__Problem to work on__.
Show each line in the listing below that contains the word "Inverter".

__Available records__.
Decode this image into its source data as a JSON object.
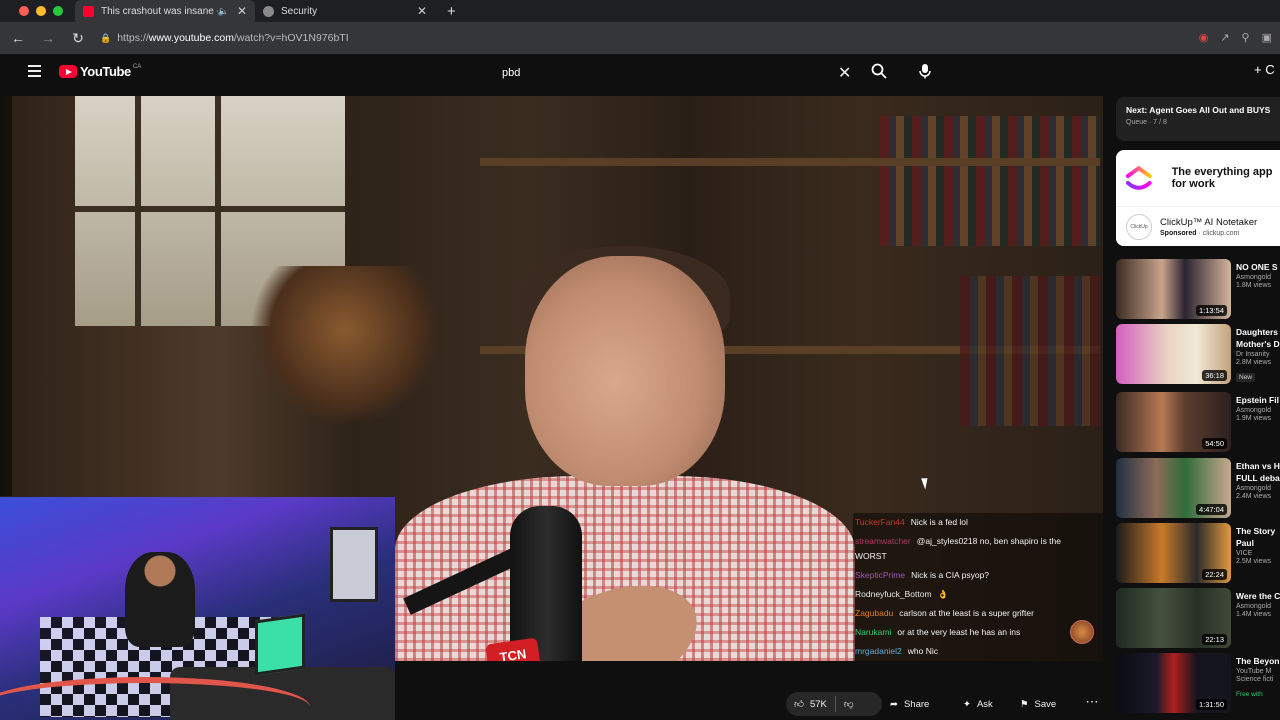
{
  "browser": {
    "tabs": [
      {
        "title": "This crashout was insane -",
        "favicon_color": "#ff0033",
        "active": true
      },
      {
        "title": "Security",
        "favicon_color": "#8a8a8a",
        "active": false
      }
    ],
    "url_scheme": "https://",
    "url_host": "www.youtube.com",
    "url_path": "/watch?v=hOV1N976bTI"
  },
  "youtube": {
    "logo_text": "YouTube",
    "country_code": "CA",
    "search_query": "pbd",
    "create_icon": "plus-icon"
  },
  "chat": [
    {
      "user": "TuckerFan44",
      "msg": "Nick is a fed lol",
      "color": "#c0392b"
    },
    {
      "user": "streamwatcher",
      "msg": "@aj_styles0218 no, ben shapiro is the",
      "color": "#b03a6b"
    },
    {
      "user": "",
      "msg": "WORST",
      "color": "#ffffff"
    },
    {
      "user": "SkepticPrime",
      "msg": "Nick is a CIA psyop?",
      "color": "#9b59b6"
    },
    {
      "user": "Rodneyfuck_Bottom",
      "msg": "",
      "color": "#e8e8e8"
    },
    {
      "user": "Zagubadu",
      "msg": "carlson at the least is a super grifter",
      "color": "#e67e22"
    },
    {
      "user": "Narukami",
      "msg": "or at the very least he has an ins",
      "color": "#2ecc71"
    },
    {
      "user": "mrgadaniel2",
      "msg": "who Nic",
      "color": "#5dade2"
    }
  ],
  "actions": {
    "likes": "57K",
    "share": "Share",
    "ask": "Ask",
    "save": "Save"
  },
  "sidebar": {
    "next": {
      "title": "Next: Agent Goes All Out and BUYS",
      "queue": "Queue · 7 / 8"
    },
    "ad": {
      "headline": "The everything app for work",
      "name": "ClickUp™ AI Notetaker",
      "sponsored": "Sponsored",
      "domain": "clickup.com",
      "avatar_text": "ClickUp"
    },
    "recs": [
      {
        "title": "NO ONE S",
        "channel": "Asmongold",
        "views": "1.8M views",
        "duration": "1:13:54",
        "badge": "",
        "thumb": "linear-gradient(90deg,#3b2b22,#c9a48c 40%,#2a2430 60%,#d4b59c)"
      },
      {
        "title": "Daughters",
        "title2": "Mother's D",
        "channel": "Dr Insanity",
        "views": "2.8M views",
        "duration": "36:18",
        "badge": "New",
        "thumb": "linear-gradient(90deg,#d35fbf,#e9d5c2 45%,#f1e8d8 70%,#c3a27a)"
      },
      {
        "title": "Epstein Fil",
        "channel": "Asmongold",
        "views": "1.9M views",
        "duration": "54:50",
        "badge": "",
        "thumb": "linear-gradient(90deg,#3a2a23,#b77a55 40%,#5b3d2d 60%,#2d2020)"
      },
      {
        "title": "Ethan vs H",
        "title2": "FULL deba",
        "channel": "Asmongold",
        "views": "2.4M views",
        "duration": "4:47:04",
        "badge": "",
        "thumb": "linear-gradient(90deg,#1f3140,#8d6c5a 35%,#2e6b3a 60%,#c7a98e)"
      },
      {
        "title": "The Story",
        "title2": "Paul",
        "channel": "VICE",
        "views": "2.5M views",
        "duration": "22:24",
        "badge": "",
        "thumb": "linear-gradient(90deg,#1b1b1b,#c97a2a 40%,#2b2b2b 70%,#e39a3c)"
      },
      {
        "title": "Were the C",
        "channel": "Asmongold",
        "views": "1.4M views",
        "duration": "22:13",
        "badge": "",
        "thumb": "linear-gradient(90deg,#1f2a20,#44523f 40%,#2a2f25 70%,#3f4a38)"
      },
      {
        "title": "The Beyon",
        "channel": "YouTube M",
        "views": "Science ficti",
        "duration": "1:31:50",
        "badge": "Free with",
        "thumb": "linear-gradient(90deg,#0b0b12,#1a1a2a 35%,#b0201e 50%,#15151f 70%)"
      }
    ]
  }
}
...
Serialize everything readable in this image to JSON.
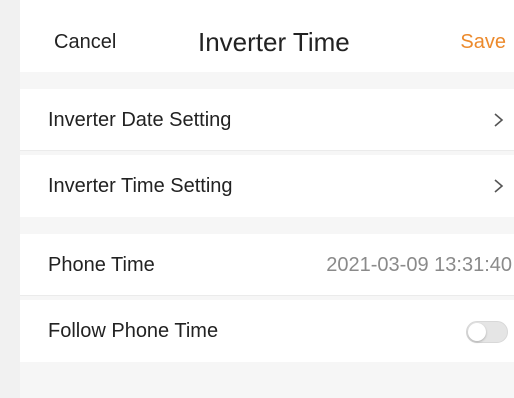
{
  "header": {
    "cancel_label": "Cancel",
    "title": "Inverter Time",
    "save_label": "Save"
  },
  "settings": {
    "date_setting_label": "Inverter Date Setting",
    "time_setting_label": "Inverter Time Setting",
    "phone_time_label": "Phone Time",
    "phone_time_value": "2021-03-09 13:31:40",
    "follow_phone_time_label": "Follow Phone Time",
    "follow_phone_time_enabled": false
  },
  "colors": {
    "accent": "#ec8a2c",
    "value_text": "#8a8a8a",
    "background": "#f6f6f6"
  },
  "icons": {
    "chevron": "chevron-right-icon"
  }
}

__Solved problem__.
    "title": "Inverter Time",
    "date_setting_label": "Inverter Date Setting",
    "time_setting_label": "Inverter Time Setting",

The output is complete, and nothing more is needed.